● Instructions to follow:
Gather from the material every line that contains the string "Website".

● Material for this task:

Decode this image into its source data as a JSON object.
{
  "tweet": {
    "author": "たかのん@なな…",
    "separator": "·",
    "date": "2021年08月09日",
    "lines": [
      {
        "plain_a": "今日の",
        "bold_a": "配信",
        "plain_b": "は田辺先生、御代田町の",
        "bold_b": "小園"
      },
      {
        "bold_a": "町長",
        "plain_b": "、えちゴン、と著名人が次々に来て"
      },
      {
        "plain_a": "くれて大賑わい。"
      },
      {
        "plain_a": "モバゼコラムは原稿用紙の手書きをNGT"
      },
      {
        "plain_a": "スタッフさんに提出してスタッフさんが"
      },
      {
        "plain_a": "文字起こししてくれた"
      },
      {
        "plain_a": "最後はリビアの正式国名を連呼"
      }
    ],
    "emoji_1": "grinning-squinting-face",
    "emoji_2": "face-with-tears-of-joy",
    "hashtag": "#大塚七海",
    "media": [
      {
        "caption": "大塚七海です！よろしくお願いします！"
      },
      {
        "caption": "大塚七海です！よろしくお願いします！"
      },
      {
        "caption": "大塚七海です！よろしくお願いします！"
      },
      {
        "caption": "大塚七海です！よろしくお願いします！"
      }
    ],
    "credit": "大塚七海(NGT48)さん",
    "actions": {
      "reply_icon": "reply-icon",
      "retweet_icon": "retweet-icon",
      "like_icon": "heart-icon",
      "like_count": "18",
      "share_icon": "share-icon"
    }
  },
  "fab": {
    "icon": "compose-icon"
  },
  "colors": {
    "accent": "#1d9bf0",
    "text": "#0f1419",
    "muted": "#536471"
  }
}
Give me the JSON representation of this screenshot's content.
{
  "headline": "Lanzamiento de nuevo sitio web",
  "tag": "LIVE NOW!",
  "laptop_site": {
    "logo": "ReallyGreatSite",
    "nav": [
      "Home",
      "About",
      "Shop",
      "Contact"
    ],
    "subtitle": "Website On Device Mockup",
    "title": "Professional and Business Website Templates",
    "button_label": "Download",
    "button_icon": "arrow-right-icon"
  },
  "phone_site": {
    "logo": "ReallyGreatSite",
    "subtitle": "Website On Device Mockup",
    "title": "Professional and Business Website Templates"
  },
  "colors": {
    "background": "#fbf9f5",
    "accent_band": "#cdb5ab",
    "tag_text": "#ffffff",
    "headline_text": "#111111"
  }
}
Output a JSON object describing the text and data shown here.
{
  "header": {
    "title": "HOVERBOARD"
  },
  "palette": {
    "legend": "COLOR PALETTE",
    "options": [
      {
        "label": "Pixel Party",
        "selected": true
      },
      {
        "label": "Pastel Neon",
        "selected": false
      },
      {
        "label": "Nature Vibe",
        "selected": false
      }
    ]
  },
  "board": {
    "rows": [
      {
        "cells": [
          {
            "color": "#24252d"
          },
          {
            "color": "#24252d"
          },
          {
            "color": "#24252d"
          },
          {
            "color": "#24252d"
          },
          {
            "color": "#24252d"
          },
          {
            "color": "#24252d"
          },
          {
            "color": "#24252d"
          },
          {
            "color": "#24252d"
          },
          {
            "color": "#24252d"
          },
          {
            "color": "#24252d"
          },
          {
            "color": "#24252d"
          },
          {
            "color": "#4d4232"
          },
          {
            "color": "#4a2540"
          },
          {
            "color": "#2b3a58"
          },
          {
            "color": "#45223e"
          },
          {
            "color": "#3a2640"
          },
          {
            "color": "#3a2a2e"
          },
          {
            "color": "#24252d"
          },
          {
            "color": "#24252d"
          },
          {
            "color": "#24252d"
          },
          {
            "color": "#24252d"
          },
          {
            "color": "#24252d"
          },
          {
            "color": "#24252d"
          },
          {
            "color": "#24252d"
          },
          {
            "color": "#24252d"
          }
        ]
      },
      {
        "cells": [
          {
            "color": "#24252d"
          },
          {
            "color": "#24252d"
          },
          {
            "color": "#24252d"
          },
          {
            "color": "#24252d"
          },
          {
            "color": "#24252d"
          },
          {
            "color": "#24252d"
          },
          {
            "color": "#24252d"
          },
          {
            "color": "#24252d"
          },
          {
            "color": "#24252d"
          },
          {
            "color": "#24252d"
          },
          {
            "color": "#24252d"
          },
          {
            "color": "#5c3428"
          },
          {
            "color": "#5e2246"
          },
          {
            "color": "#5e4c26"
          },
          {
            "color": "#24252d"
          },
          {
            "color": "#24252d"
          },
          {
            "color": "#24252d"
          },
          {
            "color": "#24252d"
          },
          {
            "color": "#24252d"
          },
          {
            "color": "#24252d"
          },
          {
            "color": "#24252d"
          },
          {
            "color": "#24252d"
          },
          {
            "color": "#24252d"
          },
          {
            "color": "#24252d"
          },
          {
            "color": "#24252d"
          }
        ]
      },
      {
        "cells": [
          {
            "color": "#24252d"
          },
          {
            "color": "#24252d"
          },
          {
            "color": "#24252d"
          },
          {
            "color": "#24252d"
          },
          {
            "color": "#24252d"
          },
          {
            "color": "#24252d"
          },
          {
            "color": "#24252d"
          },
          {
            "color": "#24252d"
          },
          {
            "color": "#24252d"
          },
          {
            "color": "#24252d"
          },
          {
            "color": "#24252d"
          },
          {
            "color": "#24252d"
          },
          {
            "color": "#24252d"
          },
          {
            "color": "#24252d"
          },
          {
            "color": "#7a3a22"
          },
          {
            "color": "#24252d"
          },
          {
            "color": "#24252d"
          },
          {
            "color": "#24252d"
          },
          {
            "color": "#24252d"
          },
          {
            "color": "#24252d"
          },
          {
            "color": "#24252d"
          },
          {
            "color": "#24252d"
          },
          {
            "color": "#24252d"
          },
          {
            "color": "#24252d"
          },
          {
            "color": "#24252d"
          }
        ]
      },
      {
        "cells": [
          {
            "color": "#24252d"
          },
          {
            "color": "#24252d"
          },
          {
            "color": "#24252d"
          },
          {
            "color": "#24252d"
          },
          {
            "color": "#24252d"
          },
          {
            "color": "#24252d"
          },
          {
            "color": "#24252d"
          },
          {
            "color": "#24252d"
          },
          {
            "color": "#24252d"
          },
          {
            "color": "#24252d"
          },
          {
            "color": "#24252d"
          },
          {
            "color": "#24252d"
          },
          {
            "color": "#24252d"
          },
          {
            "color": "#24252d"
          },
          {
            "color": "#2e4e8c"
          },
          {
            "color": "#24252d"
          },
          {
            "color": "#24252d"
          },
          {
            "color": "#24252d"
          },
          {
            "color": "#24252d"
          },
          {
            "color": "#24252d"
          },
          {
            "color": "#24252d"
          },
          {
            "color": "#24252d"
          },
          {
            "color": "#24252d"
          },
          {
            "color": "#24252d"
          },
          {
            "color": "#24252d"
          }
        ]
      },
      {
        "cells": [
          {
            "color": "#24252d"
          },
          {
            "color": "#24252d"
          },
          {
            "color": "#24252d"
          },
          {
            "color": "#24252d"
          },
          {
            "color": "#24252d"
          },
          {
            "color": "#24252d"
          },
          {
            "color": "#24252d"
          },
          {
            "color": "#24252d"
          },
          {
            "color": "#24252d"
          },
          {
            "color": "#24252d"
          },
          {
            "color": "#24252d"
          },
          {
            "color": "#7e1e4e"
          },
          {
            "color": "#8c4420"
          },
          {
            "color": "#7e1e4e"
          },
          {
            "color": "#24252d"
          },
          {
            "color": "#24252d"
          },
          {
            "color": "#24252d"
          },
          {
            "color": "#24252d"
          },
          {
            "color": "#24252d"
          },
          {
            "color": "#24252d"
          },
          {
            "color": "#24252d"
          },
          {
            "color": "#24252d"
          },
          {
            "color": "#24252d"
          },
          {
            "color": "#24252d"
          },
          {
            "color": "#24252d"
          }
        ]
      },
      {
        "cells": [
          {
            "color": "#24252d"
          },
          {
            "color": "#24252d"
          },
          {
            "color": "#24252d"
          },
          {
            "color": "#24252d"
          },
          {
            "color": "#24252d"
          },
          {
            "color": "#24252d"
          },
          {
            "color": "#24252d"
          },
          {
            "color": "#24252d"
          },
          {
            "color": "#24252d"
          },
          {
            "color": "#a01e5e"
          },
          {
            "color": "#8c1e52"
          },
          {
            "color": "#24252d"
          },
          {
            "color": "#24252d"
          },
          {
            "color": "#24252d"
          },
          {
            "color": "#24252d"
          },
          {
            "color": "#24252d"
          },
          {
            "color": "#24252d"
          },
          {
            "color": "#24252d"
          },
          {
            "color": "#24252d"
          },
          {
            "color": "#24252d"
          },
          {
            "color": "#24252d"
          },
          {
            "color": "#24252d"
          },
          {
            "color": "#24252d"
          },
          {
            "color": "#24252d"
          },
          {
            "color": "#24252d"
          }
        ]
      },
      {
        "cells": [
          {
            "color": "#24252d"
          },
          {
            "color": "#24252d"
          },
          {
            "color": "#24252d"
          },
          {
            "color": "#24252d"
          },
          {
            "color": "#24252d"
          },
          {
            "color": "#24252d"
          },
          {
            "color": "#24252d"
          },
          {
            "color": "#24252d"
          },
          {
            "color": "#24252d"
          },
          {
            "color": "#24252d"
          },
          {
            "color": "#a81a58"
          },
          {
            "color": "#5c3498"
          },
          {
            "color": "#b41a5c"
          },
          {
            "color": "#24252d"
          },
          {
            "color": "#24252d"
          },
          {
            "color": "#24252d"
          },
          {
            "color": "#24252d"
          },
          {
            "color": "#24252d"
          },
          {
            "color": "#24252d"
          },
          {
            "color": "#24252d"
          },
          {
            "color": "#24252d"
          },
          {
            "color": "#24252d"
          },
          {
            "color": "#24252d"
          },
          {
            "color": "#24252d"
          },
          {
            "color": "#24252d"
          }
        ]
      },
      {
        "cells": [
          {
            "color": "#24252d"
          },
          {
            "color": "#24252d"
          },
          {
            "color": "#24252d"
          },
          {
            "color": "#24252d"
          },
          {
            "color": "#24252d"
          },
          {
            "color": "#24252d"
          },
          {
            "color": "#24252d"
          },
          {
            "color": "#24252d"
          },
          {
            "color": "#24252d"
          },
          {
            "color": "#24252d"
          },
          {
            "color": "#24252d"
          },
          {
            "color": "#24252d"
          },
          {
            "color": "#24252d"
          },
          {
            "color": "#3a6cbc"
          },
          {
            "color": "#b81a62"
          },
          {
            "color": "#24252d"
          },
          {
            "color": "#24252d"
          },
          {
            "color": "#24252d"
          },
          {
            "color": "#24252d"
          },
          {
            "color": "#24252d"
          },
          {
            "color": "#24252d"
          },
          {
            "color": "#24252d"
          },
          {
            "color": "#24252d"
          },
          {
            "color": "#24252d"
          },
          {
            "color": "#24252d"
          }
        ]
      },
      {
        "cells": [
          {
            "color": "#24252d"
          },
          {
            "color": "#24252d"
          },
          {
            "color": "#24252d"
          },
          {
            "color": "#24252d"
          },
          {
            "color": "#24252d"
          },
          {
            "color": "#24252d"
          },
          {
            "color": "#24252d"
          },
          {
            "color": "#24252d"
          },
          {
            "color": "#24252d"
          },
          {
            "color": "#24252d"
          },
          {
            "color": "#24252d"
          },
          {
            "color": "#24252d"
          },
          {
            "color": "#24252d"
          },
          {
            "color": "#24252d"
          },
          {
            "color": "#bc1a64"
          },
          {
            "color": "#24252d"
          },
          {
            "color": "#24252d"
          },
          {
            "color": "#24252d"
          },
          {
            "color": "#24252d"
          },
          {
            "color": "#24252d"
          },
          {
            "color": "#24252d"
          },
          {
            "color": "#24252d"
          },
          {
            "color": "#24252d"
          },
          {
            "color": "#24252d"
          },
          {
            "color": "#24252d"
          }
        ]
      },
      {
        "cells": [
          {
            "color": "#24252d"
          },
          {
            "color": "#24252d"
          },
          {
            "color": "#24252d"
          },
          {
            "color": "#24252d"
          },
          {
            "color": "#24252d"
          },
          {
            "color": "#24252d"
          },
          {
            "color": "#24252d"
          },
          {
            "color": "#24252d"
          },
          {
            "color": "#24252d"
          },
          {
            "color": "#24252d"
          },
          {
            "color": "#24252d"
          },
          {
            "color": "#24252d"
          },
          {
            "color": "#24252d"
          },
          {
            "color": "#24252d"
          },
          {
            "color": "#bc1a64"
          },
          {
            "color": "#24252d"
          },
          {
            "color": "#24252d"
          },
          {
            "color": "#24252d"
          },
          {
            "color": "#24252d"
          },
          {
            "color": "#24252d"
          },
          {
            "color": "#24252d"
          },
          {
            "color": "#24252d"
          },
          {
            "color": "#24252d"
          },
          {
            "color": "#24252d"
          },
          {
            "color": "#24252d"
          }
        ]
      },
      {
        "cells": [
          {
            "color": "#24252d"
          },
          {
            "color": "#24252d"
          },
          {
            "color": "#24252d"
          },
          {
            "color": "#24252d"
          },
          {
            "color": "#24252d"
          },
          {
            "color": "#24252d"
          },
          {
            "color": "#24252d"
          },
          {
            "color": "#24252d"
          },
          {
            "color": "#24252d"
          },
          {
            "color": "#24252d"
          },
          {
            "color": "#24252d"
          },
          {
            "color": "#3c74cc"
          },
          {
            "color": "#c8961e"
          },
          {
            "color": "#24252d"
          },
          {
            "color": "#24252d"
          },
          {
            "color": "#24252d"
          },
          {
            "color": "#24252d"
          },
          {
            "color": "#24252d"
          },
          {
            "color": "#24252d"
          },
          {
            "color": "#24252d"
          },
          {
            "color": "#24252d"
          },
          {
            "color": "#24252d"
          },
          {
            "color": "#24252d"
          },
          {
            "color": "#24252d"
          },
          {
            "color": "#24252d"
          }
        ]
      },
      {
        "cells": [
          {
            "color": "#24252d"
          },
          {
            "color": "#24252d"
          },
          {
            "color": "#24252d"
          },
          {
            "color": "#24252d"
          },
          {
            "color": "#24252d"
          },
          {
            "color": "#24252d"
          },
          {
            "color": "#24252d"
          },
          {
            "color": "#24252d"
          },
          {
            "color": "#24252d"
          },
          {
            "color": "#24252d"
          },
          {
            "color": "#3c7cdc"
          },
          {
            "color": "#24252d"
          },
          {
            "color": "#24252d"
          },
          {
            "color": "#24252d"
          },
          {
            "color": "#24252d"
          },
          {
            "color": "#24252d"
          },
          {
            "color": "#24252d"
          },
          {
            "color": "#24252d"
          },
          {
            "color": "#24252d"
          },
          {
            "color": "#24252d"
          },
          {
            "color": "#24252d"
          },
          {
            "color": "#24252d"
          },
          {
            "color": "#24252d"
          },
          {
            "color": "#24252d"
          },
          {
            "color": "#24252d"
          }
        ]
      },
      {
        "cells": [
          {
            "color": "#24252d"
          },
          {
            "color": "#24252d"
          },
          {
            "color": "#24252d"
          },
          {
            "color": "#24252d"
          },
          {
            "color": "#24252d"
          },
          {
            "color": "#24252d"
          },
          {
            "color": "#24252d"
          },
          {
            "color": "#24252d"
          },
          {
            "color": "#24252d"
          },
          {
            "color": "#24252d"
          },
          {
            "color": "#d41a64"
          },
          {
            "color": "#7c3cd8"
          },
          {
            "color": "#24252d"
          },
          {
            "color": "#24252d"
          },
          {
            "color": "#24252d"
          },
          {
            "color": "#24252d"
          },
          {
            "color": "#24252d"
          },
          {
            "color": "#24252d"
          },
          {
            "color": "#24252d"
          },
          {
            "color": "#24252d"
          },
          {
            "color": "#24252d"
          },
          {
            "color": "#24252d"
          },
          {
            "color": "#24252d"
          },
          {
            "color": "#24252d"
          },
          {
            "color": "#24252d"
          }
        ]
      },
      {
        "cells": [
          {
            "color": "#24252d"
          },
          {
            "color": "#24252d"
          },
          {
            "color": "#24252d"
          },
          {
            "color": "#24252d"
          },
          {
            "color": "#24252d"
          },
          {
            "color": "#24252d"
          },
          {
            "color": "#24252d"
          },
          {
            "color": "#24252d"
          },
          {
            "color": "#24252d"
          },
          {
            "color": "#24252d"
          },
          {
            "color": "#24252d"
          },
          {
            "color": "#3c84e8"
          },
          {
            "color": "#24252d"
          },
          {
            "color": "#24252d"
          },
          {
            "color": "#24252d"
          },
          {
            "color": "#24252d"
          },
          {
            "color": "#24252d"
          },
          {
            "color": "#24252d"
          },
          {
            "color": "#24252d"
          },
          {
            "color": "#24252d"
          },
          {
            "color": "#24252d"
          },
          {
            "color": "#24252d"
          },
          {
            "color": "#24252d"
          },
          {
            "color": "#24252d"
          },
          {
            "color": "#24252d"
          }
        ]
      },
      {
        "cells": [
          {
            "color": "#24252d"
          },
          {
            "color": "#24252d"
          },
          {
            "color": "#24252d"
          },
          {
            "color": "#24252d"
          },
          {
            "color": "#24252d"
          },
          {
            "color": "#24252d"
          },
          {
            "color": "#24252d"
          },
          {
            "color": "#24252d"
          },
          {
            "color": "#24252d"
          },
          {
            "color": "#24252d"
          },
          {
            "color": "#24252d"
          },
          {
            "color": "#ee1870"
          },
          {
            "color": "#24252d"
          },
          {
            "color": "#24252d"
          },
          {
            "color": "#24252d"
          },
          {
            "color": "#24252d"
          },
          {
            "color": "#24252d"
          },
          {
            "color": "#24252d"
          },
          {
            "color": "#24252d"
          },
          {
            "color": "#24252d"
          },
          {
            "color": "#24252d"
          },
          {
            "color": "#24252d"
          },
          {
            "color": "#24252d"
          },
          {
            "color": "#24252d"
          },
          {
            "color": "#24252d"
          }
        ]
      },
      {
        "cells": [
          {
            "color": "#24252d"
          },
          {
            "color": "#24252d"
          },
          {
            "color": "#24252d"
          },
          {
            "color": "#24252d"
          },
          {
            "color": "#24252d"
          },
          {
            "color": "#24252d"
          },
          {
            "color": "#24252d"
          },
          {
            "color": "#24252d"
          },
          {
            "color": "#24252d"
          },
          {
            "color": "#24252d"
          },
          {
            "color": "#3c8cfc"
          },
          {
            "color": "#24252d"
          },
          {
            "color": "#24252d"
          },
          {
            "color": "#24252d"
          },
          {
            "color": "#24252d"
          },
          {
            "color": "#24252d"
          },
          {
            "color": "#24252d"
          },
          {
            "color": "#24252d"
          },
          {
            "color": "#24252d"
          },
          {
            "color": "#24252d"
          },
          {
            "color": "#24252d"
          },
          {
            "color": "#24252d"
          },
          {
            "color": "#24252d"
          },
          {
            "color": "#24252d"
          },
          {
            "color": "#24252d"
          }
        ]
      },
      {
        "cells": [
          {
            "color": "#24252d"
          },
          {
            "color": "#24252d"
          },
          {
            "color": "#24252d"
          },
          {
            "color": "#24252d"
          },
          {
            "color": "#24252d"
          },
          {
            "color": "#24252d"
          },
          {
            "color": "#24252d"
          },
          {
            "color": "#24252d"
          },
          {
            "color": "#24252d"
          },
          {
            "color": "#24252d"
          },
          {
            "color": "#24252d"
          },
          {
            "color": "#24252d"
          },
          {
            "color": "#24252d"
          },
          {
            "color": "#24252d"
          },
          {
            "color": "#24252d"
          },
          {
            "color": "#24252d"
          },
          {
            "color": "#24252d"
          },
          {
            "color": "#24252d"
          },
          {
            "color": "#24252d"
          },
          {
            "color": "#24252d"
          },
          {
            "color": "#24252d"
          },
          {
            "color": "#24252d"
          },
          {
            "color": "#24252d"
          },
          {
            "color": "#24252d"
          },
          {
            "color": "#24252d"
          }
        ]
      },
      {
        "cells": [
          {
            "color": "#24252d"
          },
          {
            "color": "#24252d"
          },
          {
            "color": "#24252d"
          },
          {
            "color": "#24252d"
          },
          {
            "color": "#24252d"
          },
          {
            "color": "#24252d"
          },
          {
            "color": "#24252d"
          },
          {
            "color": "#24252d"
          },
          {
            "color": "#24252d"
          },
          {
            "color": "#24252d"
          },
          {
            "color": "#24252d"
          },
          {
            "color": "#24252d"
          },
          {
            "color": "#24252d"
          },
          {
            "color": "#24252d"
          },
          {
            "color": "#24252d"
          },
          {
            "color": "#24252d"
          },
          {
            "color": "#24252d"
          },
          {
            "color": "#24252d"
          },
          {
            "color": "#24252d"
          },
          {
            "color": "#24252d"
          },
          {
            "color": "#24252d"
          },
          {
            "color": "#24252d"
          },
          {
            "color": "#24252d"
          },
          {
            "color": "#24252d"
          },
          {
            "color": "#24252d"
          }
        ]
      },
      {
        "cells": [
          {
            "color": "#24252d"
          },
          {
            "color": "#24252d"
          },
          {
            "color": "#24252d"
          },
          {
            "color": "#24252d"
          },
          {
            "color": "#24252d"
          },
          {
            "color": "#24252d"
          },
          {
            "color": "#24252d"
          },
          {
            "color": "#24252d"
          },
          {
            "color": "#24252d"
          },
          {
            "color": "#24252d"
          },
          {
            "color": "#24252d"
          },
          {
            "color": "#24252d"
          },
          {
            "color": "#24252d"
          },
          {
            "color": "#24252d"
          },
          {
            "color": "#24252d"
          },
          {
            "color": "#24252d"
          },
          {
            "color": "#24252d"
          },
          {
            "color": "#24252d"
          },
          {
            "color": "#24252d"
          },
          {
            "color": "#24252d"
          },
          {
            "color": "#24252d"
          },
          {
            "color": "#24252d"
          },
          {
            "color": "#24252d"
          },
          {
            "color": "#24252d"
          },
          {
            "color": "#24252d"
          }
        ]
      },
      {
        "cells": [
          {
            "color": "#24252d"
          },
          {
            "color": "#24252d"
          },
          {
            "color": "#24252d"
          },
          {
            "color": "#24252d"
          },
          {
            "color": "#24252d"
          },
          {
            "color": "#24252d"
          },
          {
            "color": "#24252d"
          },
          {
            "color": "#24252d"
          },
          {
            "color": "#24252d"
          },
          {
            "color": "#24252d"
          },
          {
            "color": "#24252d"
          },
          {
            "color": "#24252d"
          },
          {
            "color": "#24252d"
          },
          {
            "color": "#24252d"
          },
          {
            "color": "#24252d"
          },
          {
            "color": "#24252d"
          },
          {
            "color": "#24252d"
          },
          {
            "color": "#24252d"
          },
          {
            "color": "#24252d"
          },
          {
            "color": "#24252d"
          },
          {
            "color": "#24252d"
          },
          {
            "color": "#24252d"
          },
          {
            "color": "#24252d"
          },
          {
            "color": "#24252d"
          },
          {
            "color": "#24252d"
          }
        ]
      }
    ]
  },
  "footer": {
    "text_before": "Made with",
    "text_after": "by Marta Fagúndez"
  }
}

● Exercise result:
    "subtitle": "Website On Device Mockup",
    "title": "Professional and Business Website Templates",
    "subtitle": "Website On Device Mockup",
    "title": "Professional and Business Website Templates"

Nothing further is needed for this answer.